International Herald Tribune

Middle East Online

Daily Times

Guardian

Les musulmans en France: Courants, institutions, communautés: un état des lieux

Ce précis de l’islam en France se distingue par son approche sociologique et clairement dépassionnée. Dans un souci permanent d’objectivité, Bernard Godard et Sylvie Taussig ont cherché à comprendre qui sont les millions d’hommes et de femmes, partageant le quotidien de tous les Français, qui appartiennent à cette religion, volontairement ou non, plus ou moins activement, voire passivement ou de manière ouvertement critique. Menée à partir de statistiques officielles, cette enquête à la fois exhaustive et serrée permet d’appréhender non pas un islam, mais tous les islams de France qui se font face, s’épaulent ou se concurrencent. Ce livre est une radioscopie étonnante, qui surprendra par sa richesse humaine, la diversité de ses courants, mais aussi de ses oppositions internes, souvent tranchées. On saisit à quel point l’islam n’est pas le même selon les communautés (algérienne, marocaine, tunisienne, etc.), ni selon les orientations (sunnite ou chiite). On vérifie toutes les nuances qui opposent, par exemple, les musulmans originaires de Turquie à ceux qui viennent d’Asie, de même que l’on suit les débats opposant les réformistes aux fondamentalistes, les laïcs aux convertis, mais aussi tous les mouvements marginaux, qui seront peut-être majoritaires demain. Enfin, on voit se dessiner, région par région, une carte de France avec des forces nouvelles, entre éthique, business et traditionalisme. Sans se substituer aux autorités politiques ou religieuses, les auteurs posent aussi toutes les questions sur la viabilité des rapports entre islam et république.
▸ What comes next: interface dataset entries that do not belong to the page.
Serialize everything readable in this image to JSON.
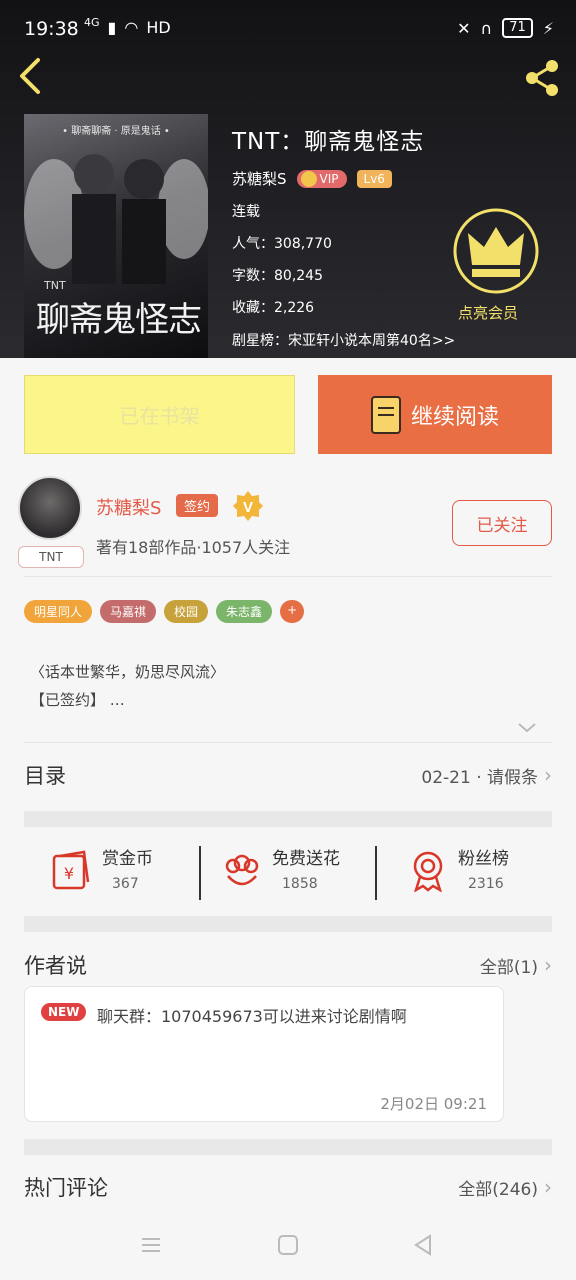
{
  "status": {
    "time": "19:38",
    "network": "4G",
    "hd": "HD",
    "battery": "71"
  },
  "book": {
    "title": "TNT：聊斋鬼怪志",
    "cover_top_text": "• 聊斋聊斋 · 原是鬼话 •",
    "cover_sub": "TNT",
    "cover_title": "聊斋鬼怪志",
    "author": "苏糖梨S",
    "vip": "VIP",
    "level": "Lv6",
    "status": "连载",
    "popularity": "人气：308,770",
    "word_count": "字数：80,245",
    "favorites": "收藏：2,226",
    "rank": "剧星榜：宋亚轩小说本周第40名>>"
  },
  "vip_promo": {
    "label": "点亮会员"
  },
  "actions": {
    "shelf_label": "已在书架",
    "read_label": "继续阅读"
  },
  "author_card": {
    "name": "苏糖梨S",
    "sign_badge": "签约",
    "avatar_tag": "TNT",
    "desc": "著有18部作品·1057人关注",
    "follow_label": "已关注"
  },
  "tags": [
    {
      "label": "明星同人",
      "color": "#f0a43a"
    },
    {
      "label": "马嘉祺",
      "color": "#c46b6b"
    },
    {
      "label": "校园",
      "color": "#c7a23a"
    },
    {
      "label": "朱志鑫",
      "color": "#7ab56a"
    },
    {
      "label": "+",
      "color": "#e56e45"
    }
  ],
  "intro": {
    "line1": "〈话本世繁华，奶思尽风流〉",
    "line2": "【已签约】 …"
  },
  "toc": {
    "title": "目录",
    "latest": "02-21 · 请假条"
  },
  "stats": [
    {
      "name": "赏金币",
      "value": "367",
      "icon": "coin-pouch-icon"
    },
    {
      "name": "免费送花",
      "value": "1858",
      "icon": "flower-icon"
    },
    {
      "name": "粉丝榜",
      "value": "2316",
      "icon": "medal-icon"
    }
  ],
  "author_notes": {
    "title": "作者说",
    "all": "全部(1)",
    "badge": "NEW",
    "text": "聊天群：1070459673可以进来讨论剧情啊",
    "time": "2月02日  09:21"
  },
  "comments": {
    "title": "热门评论",
    "all": "全部(246)"
  },
  "colors": {
    "accent": "#ea6e43",
    "shelf": "#fbf58a",
    "author_red": "#e45a48",
    "vip_gold": "#f3e06a"
  }
}
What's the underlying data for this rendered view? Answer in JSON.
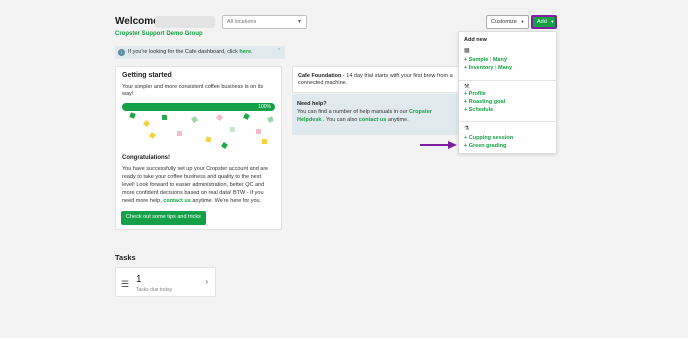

Quel financement pour les lieux de culte ? Quelle formation pour les imams ? Qui détient l’autorité religieuse ? Autant de questions qui engagent, au-delà de la communauté musulmane, l’avenir de tout notre pays (Courtesy of Robert Laffont).